This section offers a platform for hearing impaired people and experts working with hearing impaired people, to share their experiences and solutions for hearing impairment in daily life.
Today I would like to introduce Gael Hannan.
Questions to Gael Hannan:
Can you briefly introduce yourself?
My name is Gael Hannan and I describe myself as a writer, humorist and performer on hearing loss issues. I’m a Canadian but I don’t ski, skate or snowboard. I do, however, throw snowballs. My husband, Doug (aka The Hearing Husband) and I live in British Columbia on Canada’s west coast and we have four children (three of whom are my stepchildren), five grandchildren and one soon ready to be born. My son is only 22 so we don’t expect more grandbabies for a while! Lastly, we have two cats, one fat and one skinny
How would you describe your hearing impairment?
I was born with bilateral sensorineural hearing loss that was detected at age two. It was mild as a child, moderate through my teens, and settled at severe to profound in my early 30s. Deaf would be a better description of my hearing level, as without hearing technoloy, I can only hear the slamming of doors slam and toilet seats.
Do you wear hearing technology, such as hearing aids, CI or other?
Where would I be without my hearing technology? Up until the age of 21, paediatric ENTs, did not recommend the use of hearing aids. This was back in the Dark Ages of the late 1950s and 1960, when professionals thought that amplification might further damage what was then a mild to moderate loss. But in 1975, a smart ENT basically said, well, that’s stupid, using different words that didn’t malign his ENT colleagues. I had my first hearing aid a month later and life changed. It became LOUD but wonderful. Twenty years later, I switched to wearing binaural hearing aids and life got even better. Another 20 years later, I was implanted in my all-but-deaf right ear, and once again, I hear better than before. But along with my hearing aid and cochlear implant, I depend on all the wondrous accoutrements … telecoils and loops, the Cochleaer MiniMic2, captioning and other forms of text interpretation, and my superb speechreading skills. My only fear is that the world will run out of the stuff that you make batteries with, because I am a battery-and-electricity-operated person.
What does your hearing impairment mean to you in daily life?
Hearing loss touches every corner of my life.
All that I do is impacted in some way by the fact that I’m hard of hearing…except, perhaps, when I read a book. Although I didn’t have any resources such as teachers for children with hearing loss, or speech therapy for a pesky minor lisp (which has cleared up now that I can hear myself better with improved technology), I still developed good communication skills. Communicating well was important in our family, and my parents taught me the most important lesson – to not try to hide my loss, and in self-identifying, to let people know what I needed (face me, speak up, etc.).
How do you deal with your hearing impairment in daily life?

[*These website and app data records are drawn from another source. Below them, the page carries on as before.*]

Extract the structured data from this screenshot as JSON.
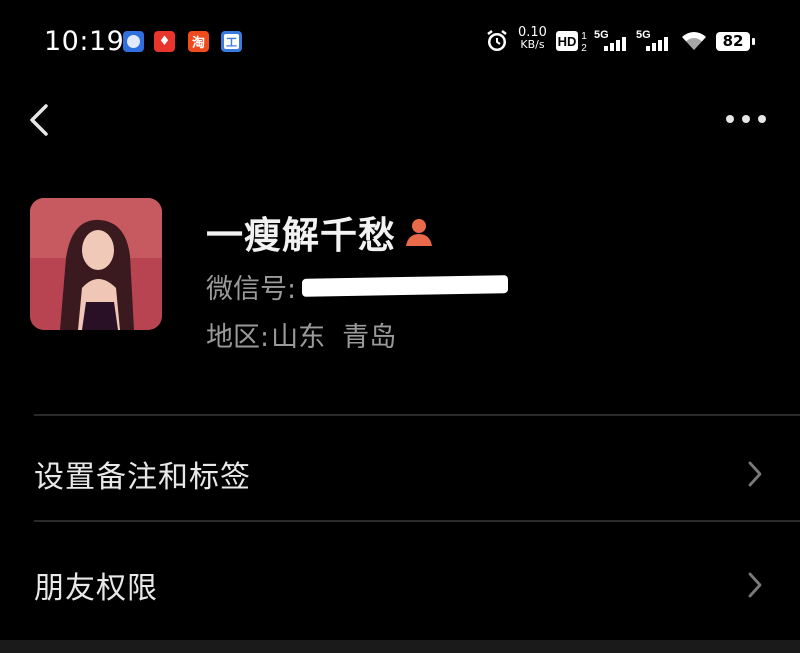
{
  "status_bar": {
    "time": "10:19",
    "net_speed_value": "0.10",
    "net_speed_unit": "KB/s",
    "hd_label": "HD",
    "signal_1_label": "5G",
    "signal_2_label": "5G",
    "battery": "82",
    "app_icons": [
      "baidu-map-icon",
      "app-red-icon",
      "taobao-icon",
      "gongshang-icon"
    ]
  },
  "nav": {
    "back_icon": "chevron-left-icon",
    "more_icon": "more-dots-icon"
  },
  "profile": {
    "nickname": "一瘦解千愁",
    "wechat_id_label": "微信号:",
    "region_label": "地区:",
    "region_value": "山东  青岛",
    "gender_icon": "female-icon"
  },
  "menu": {
    "items": [
      {
        "label": "设置备注和标签"
      },
      {
        "label": "朋友权限"
      }
    ]
  },
  "colors": {
    "background": "#000000",
    "text_primary": "#e8e8e8",
    "text_secondary": "#9a9a9a",
    "divider": "#2a2a2a",
    "gender_female": "#e86a4a"
  }
}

When I got hearing aids in both ears, I had an epiphany. I wanted to write a book about hearing loss and let the world know what it was like. How naive I was! I didn’t know one other person who had hearing loss, and when I reached out to a local group of the Canadian Hard of Hearing Association, my life changed again. It was an amazing event, and I found the last bits of shame about my ‘disability’ disappearing into the mist. I became an advocate, and then a public speaker, adn finally a writer on issues pertaining to hearing loss. Twenty years after my first decision to write a book, I finally published «The Way I Hear It: A Life with Hearing Loss.» So I deal with my hearing loss by talking about it and writing about it – it’s my passion.

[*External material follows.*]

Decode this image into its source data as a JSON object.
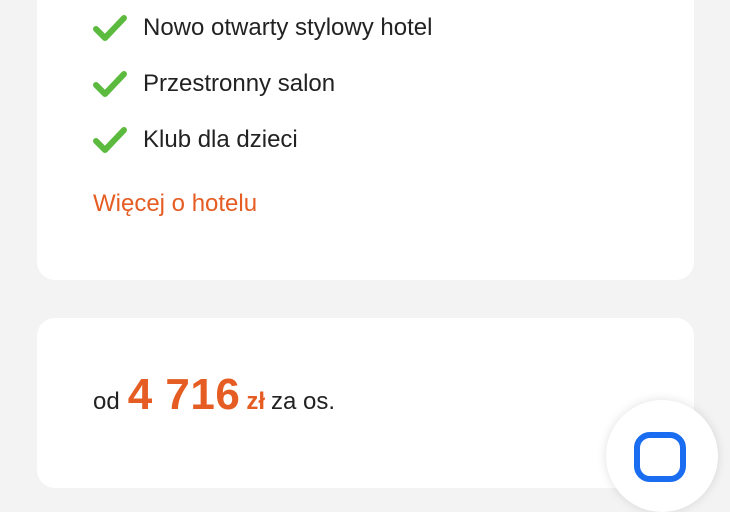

Can you describe with an example which solutions you have found for your daily challenges?
We use so many strategies, that sometimes we don’t realize we are actually using them. When I speak to someone, I engage their eyes, helping them to feel more comfortable in maintaining eye contact. I have no shyness or discomfort about letting people know what I need, and that also helps eliminate awkwardness. In social settings, I situate myself to the most advantageous position. At the dining table, I usually sit in the middle and make sure the room is lit sufficiently. At meetings, I sit close to the leader of the meeeting, because people usually direct their comments to the group leader, making it easier for me to see their face clearly for better speechreading.

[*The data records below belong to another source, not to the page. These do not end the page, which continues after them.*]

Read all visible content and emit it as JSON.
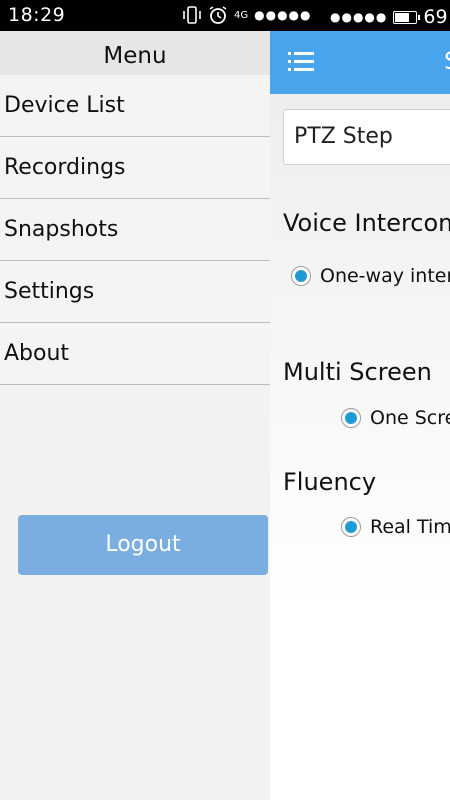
{
  "status_bar": {
    "time": "18:29",
    "network": "4G",
    "signal_dots": "●●●●●",
    "signal_dots_2": "●●●●●",
    "battery_level": "69",
    "battery_fill_fraction": 0.69
  },
  "drawer": {
    "title": "Menu",
    "items": [
      {
        "label": "Device List"
      },
      {
        "label": "Recordings"
      },
      {
        "label": "Snapshots"
      },
      {
        "label": "Settings"
      },
      {
        "label": "About"
      }
    ],
    "logout_label": "Logout"
  },
  "settings": {
    "header_title": "S",
    "ptz_label": "PTZ Step",
    "voice_title": "Voice Intercom",
    "voice_option": "One-way intercom",
    "multi_title": "Multi Screen",
    "multi_option": "One Screen",
    "fluency_title": "Fluency",
    "fluency_option": "Real Time"
  },
  "colors": {
    "app_bar": "#49a4ee",
    "logout_button": "#7aaee0",
    "radio_selected": "#1f9bd4"
  }
}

If we try to bluff our way through conversations, we’re going to get in trouble. When I was younger, at least one relationship ended because I gave the wrong answer!